■ **The records**:
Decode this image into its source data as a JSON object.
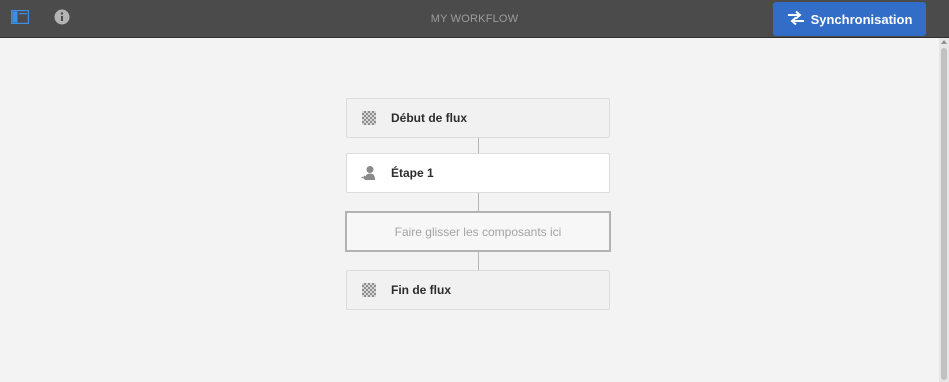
{
  "header": {
    "title": "MY WORKFLOW",
    "sidepanel_icon": "side-panel-icon",
    "info_icon": "info-icon",
    "sync": {
      "label": "Synchronisation",
      "icon": "sync-arrows-icon",
      "color": "#326ec8"
    }
  },
  "workflow": {
    "start": {
      "label": "Début de flux",
      "icon": "flow-start-checker-icon"
    },
    "step1": {
      "label": "Étape 1",
      "icon": "participant-step-icon"
    },
    "dropzone": {
      "label": "Faire glisser les composants ici"
    },
    "end": {
      "label": "Fin de flux",
      "icon": "flow-end-checker-icon"
    }
  }
}
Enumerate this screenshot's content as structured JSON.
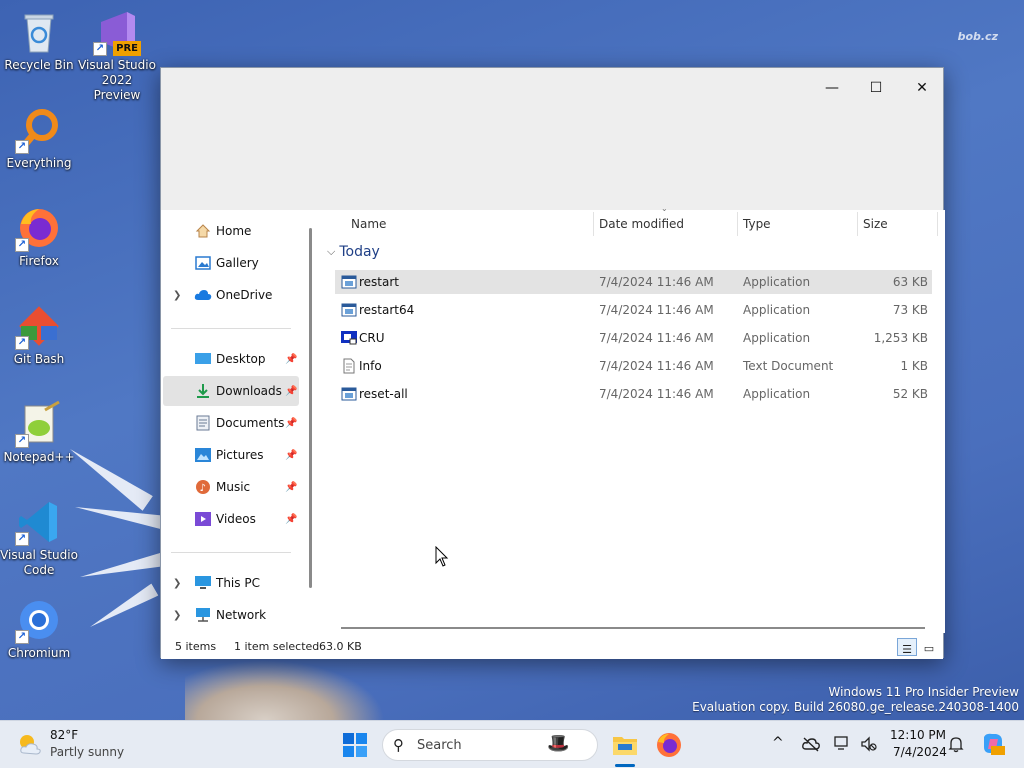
{
  "desktop": {
    "watermark": "bob.cz",
    "icons": [
      {
        "label": "Recycle Bin"
      },
      {
        "label": "Visual Studio 2022 Preview",
        "badge": "PRE"
      },
      {
        "label": "Everything"
      },
      {
        "label": "Firefox"
      },
      {
        "label": "Git Bash"
      },
      {
        "label": "Notepad++"
      },
      {
        "label": "Visual Studio Code"
      },
      {
        "label": "Chromium"
      }
    ],
    "eval_line1": "Windows 11 Pro Insider Preview",
    "eval_line2": "Evaluation copy. Build 26080.ge_release.240308-1400"
  },
  "window": {
    "controls": {
      "minimize": "—",
      "maximize": "☐",
      "close": "✕"
    },
    "nav": {
      "items": [
        {
          "label": "Home",
          "icon": "home-icon"
        },
        {
          "label": "Gallery",
          "icon": "gallery-icon"
        },
        {
          "label": "OneDrive",
          "icon": "cloud-icon",
          "expandable": true
        },
        {
          "label": "Desktop",
          "icon": "desktop-icon",
          "pinned": true
        },
        {
          "label": "Downloads",
          "icon": "download-icon",
          "pinned": true,
          "selected": true
        },
        {
          "label": "Documents",
          "icon": "document-icon",
          "pinned": true
        },
        {
          "label": "Pictures",
          "icon": "pictures-icon",
          "pinned": true
        },
        {
          "label": "Music",
          "icon": "music-icon",
          "pinned": true
        },
        {
          "label": "Videos",
          "icon": "videos-icon",
          "pinned": true
        },
        {
          "label": "This PC",
          "icon": "pc-icon",
          "expandable": true
        },
        {
          "label": "Network",
          "icon": "network-icon",
          "expandable": true
        }
      ]
    },
    "columns": {
      "name": "Name",
      "date": "Date modified",
      "type": "Type",
      "size": "Size"
    },
    "group_label": "Today",
    "files": [
      {
        "name": "restart",
        "date": "7/4/2024 11:46 AM",
        "type": "Application",
        "size": "63 KB",
        "selected": true,
        "icon": "app-icon"
      },
      {
        "name": "restart64",
        "date": "7/4/2024 11:46 AM",
        "type": "Application",
        "size": "73 KB",
        "icon": "app-icon"
      },
      {
        "name": "CRU",
        "date": "7/4/2024 11:46 AM",
        "type": "Application",
        "size": "1,253 KB",
        "icon": "cru-app-icon"
      },
      {
        "name": "Info",
        "date": "7/4/2024 11:46 AM",
        "type": "Text Document",
        "size": "1 KB",
        "icon": "text-file-icon"
      },
      {
        "name": "reset-all",
        "date": "7/4/2024 11:46 AM",
        "type": "Application",
        "size": "52 KB",
        "icon": "app-icon"
      }
    ],
    "status": {
      "count": "5 items",
      "selection": "1 item selected",
      "size": "63.0 KB"
    }
  },
  "taskbar": {
    "weather_temp": "82°F",
    "weather_desc": "Partly sunny",
    "search_placeholder": "Search",
    "time": "12:10 PM",
    "date": "7/4/2024",
    "tray_chevron": "^"
  },
  "colors": {
    "accent": "#0067c0",
    "selection": "#e3e3e3",
    "taskbar": "#e6ebf3"
  }
}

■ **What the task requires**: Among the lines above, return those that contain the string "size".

■ **Answer area**:
      "size": "Size"
        "size": "63 KB",
        "size": "73 KB",
        "size": "1,253 KB",
        "size": "1 KB",
        "size": "52 KB",
      "size": "63.0 KB"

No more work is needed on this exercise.